Employment and environment perspective
According to a report by TERI analysing coal transition in India, the coal sector provides direct employment to more than 5,00,000 people, but the number has been decreasing substantially as labour productivity is increasing rapidly. It projects the new entrants in the labour market of six coal rich states (Andhra Pradesh, Chhattisgarh, Jharkhand, Madhya Pradesh, Maharashtra, and Odisha) to be in the order of 45 million between 2018 and 2030, but no job creation in contrast.
In its extensive report on coal power and its implications, The True Cost of Coal, Greenpeace highlighted several statistics. “Across the planet, 11 billion tonnes of CO2 come from coal-fired power generation…In 2005, this made up just about 41% of all fossil fuel CO2 emissions… (and) will increase to 60% by 2030,” the report said.
A study published on The Lancet Planetary Health in December 2018 found that 12.5% of the total deaths in India in 2017 were because of issues attributable to air pollution. According to the study, one of the major sources of air pollution in India is coal burning for thermal power production. According to the findings of the 2018 report by the World Bank, South Asia’s Hotspots, there would be substantial decrease in standard of living by 2050 due to changes in the average weather of India; in terms of GDP this will cost the Indian economy an amount to the tune of $1.2 trillion.
From 2014-2018 there have been numerous violations of the Wildlife (Protection) Act 1972, with the SC-NBWL passing proposals for activities that seriously harm the forests on their whim and wish. Recently, the Forest Advisory Committee of the ministry of environment, forests, and climate change made it to the news for allotting the coal mining contract for the Parsa Coal Block. It spans over 2,000 hectares of the protected Hasdeo Arand forests in Chhattisgarh. The Hasdeo Arand region is one of the largest intact forest areas in central India. Besides being highly bio-diverse and ecologically rich, it is also home to many forest-dwelling Adivasi communities such as the Gonds. These communities largely depend on the forest produce, and agriculture for survival. The coal-field that has been mapped by the ministry of coal comprises of 1,502 sq. kms. of forest land. All that stands between the massive displacement and deforestation is a stay from the Supreme Court. On February 13, the Supreme Court ordered 19 states to evict the occupants dwelling in the forests (primarily Adivasis) whose claims had been rejected by the FRA.

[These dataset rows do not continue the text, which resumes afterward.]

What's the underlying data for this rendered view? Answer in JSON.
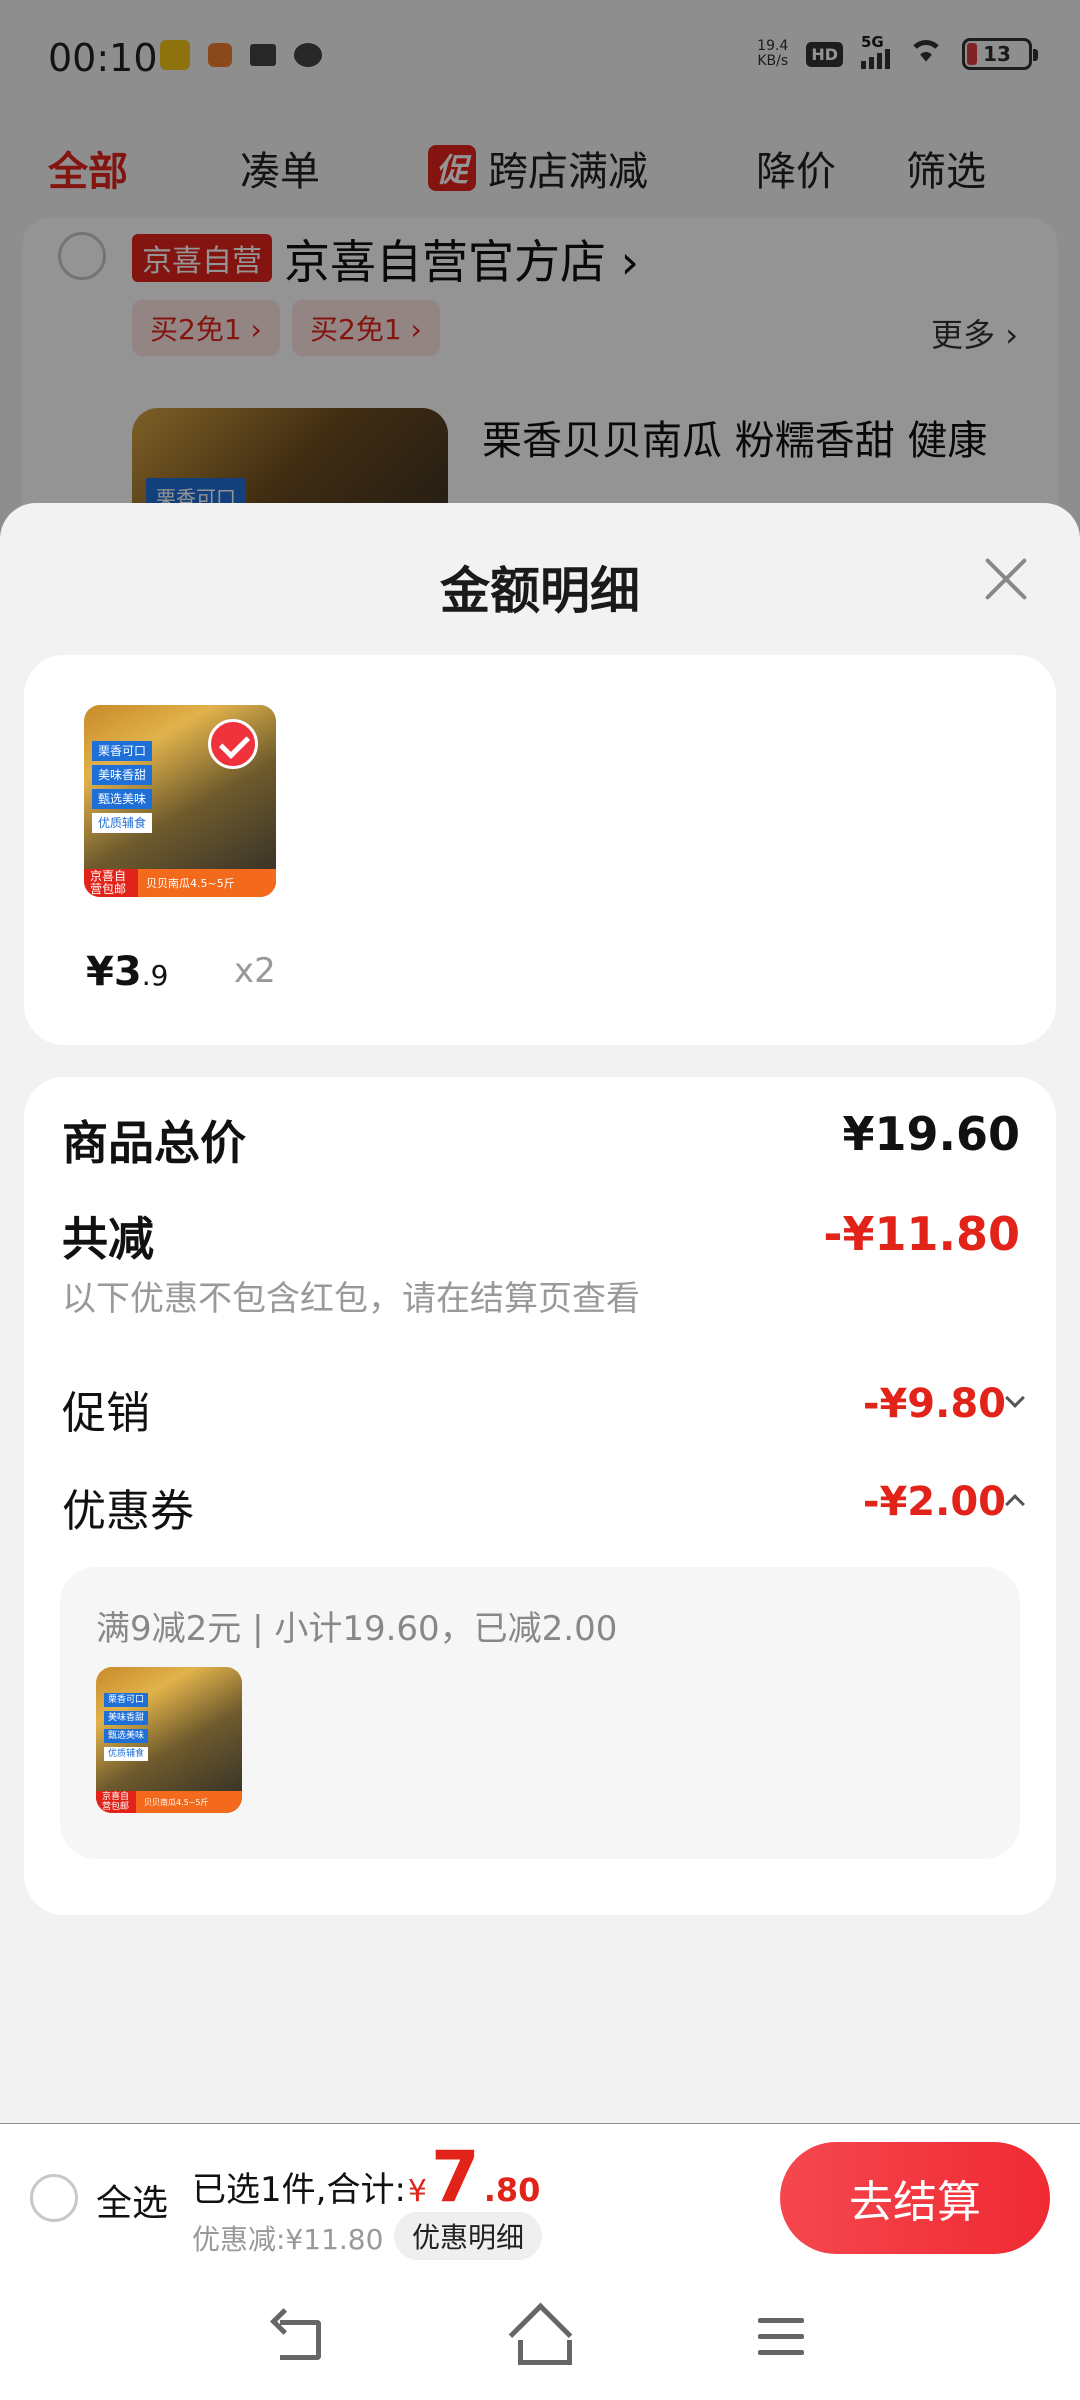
{
  "status_bar": {
    "time": "00:10",
    "net_speed_value": "19.4",
    "net_speed_unit": "KB/s",
    "hd": "HD",
    "network": "5G",
    "battery": "13"
  },
  "filter_tabs": {
    "all": "全部",
    "bundle": "凑单",
    "promo_badge": "促",
    "cross_store": "跨店满减",
    "price_drop": "降价",
    "filter": "筛选"
  },
  "background_store": {
    "badge": "京喜自营",
    "name": "京喜自营官方店",
    "deals": [
      "买2免1",
      "买2免1"
    ],
    "more": "更多",
    "thumb_tag": "栗香可口",
    "product_title": "栗香贝贝南瓜 粉糯香甜 健康"
  },
  "sheet": {
    "title": "金额明细",
    "item": {
      "price_symbol": "¥",
      "price_int": "3",
      "price_dec": ".9",
      "quantity": "x2",
      "image_labels": [
        "栗香可口",
        "美味香甜",
        "甄选美味",
        "优质辅食"
      ],
      "image_footer_badge": "京喜自营包邮",
      "image_footer_spec": "贝贝南瓜4.5~5斤"
    },
    "total_label": "商品总价",
    "total_value": "¥19.60",
    "reduction_label": "共减",
    "reduction_value": "-¥11.80",
    "reduction_note": "以下优惠不包含红包，请在结算页查看",
    "promotion_label": "促销",
    "promotion_value": "-¥9.80",
    "coupon_label": "优惠券",
    "coupon_value": "-¥2.00",
    "coupon_detail": "满9减2元 | 小计19.60，已减2.00"
  },
  "bottom_bar": {
    "select_all": "全选",
    "selected_text": "已选1件,合计:",
    "total_symbol": "¥",
    "total_int": "7",
    "total_dec": ".80",
    "discount_text": "优惠减:¥11.80",
    "detail_chip": "优惠明细",
    "checkout": "去结算"
  },
  "colors": {
    "accent_red": "#e2231a",
    "checkout_red": "#f02a33",
    "promo_blue": "#1f6fd8"
  }
}
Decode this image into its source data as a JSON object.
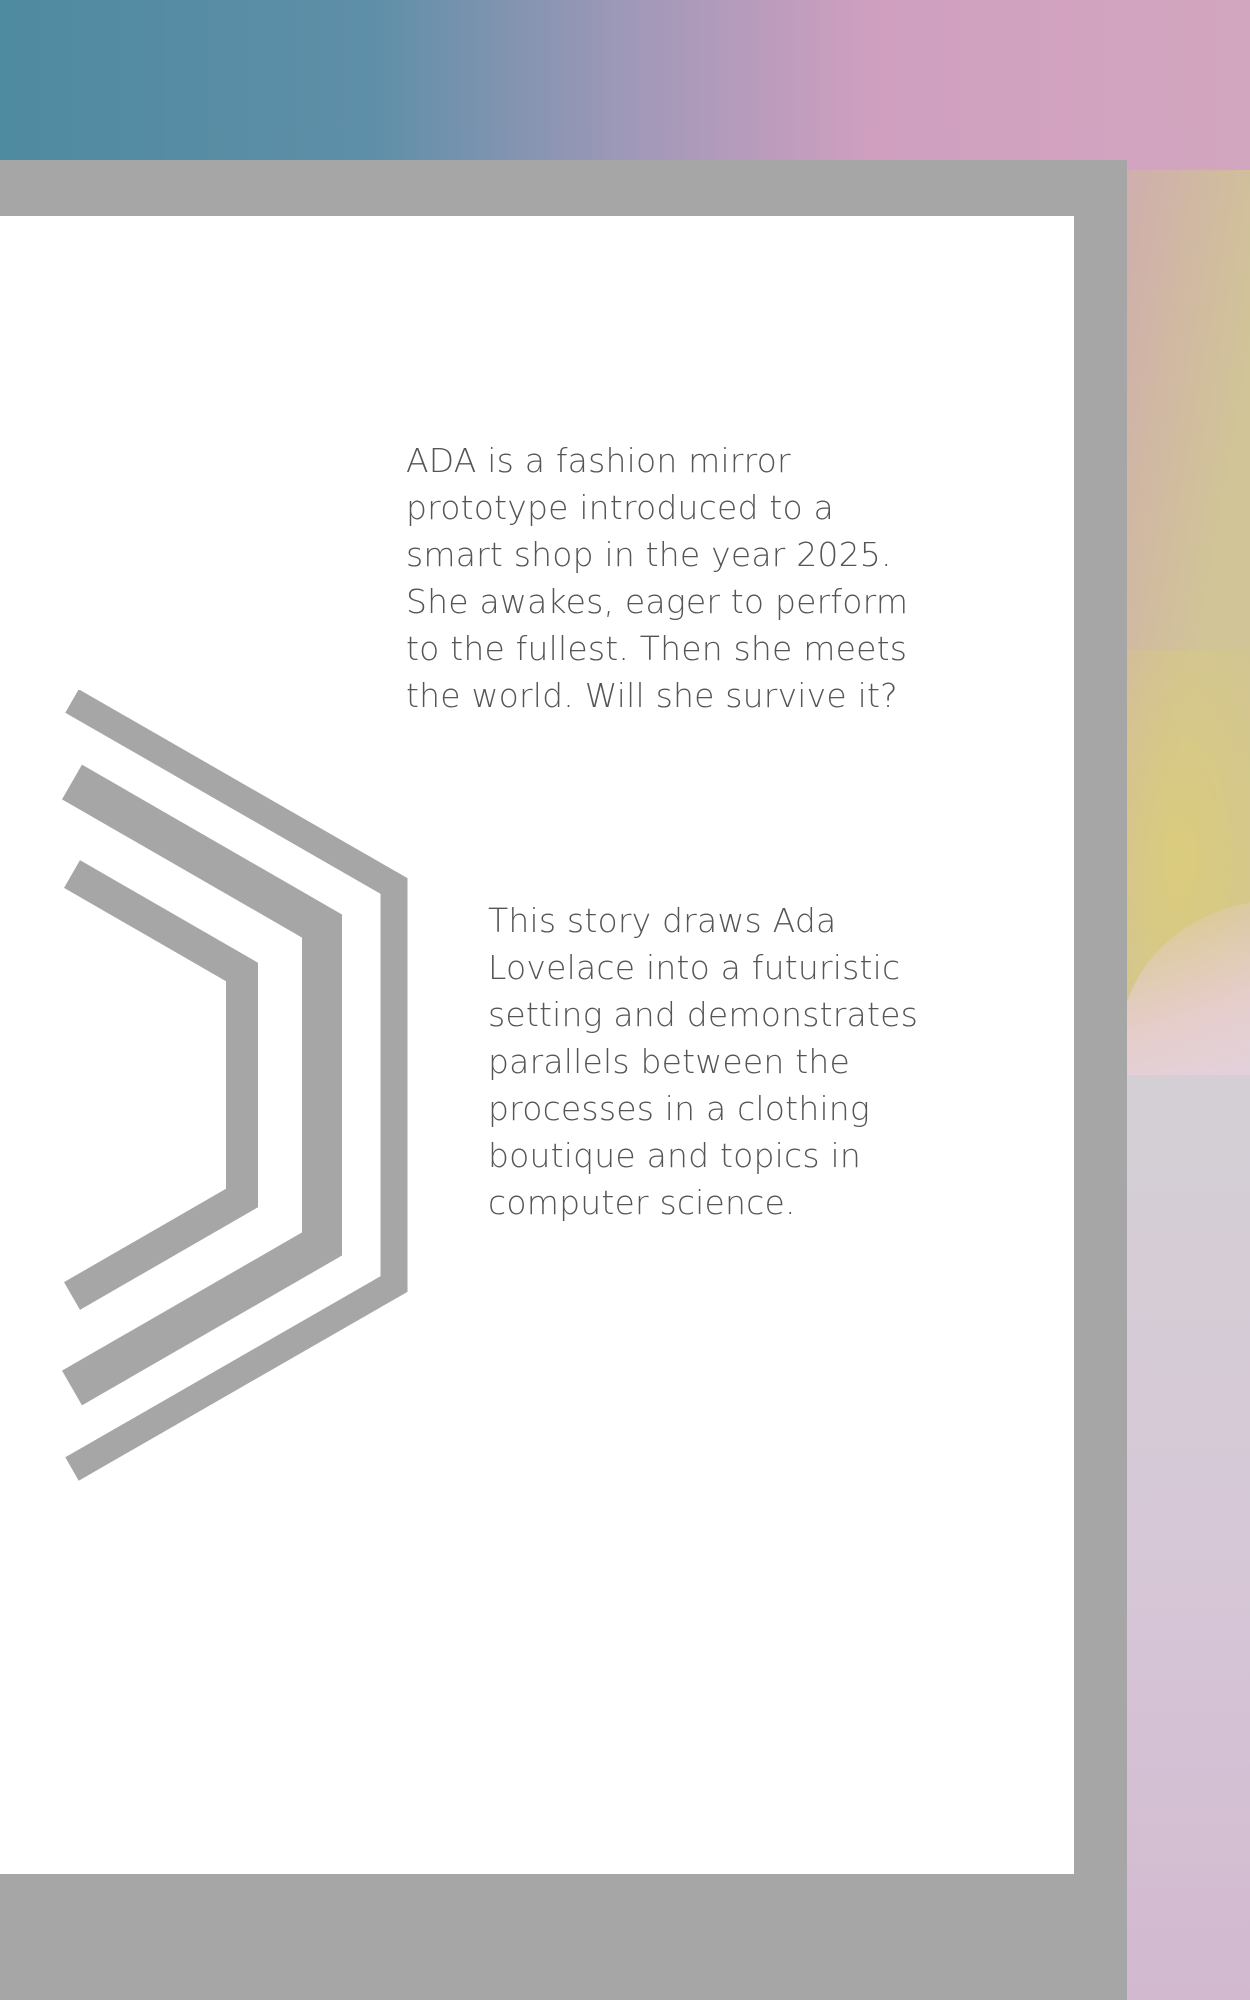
{
  "paragraphs": {
    "intro": "ADA is a fashion mirror\nprototype introduced to a\nsmart shop in the year 2025.\nShe awakes, eager to perform\nto the fullest. Then she meets\nthe world. Will she survive it?",
    "about": "This story draws Ada\nLovelace into a futuristic\nsetting and demonstrates\nparallels between the\nprocesses in a clothing\nboutique and topics in\ncomputer science."
  },
  "colors": {
    "frame": "#a6a6a6",
    "panel": "#ffffff",
    "text": "#555555",
    "chevron": "#a6a6a6"
  }
}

Clearly, there is a deep contradiction in the government’s claims regarding its stance on environment and its actions in the name of fulfilling the said claims. Not only has it back-tracked on its own promises but has also thrown all caution in the air when it comes to the well-being of the country’s economy, people, and environment, in exchange for some supposed short-term ‘gains’. There is a need for whoever arrives next at the centre to take a step back and re-evaluate their stance on climate change and related issues because it will play a significant role in the health of this country, quite literally. Because there is no big picture if you let all the small elements that make it go to waste.
Written by : Samarth Kashyap (Intern)
Edited by : Sumanti Sen